====== Stored data ======
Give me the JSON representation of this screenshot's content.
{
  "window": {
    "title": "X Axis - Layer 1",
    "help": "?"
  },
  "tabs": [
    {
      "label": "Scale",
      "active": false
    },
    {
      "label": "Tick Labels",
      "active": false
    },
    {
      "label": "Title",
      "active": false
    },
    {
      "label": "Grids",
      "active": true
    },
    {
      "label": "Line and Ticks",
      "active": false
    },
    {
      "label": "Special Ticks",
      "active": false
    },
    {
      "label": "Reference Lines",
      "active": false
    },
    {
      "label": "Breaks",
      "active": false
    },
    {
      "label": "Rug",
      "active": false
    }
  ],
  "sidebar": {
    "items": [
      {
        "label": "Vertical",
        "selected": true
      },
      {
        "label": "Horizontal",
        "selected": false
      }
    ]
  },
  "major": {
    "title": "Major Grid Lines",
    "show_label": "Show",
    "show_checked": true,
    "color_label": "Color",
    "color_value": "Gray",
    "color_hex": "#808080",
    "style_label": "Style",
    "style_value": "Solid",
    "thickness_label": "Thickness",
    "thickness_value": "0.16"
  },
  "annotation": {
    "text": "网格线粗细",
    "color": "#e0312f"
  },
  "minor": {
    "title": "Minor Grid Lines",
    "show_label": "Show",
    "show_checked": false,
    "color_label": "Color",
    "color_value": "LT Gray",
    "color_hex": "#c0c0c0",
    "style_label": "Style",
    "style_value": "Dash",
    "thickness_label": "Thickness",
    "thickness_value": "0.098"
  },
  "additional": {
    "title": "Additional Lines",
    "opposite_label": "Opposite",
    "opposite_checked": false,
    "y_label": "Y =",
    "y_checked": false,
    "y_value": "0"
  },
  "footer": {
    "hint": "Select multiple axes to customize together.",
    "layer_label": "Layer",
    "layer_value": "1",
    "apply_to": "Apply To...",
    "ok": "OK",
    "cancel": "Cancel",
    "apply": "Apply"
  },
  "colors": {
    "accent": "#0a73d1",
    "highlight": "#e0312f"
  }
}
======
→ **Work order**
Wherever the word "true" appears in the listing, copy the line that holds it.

→ **Result**
      "active": true
        "selected": true
    "show_checked": true,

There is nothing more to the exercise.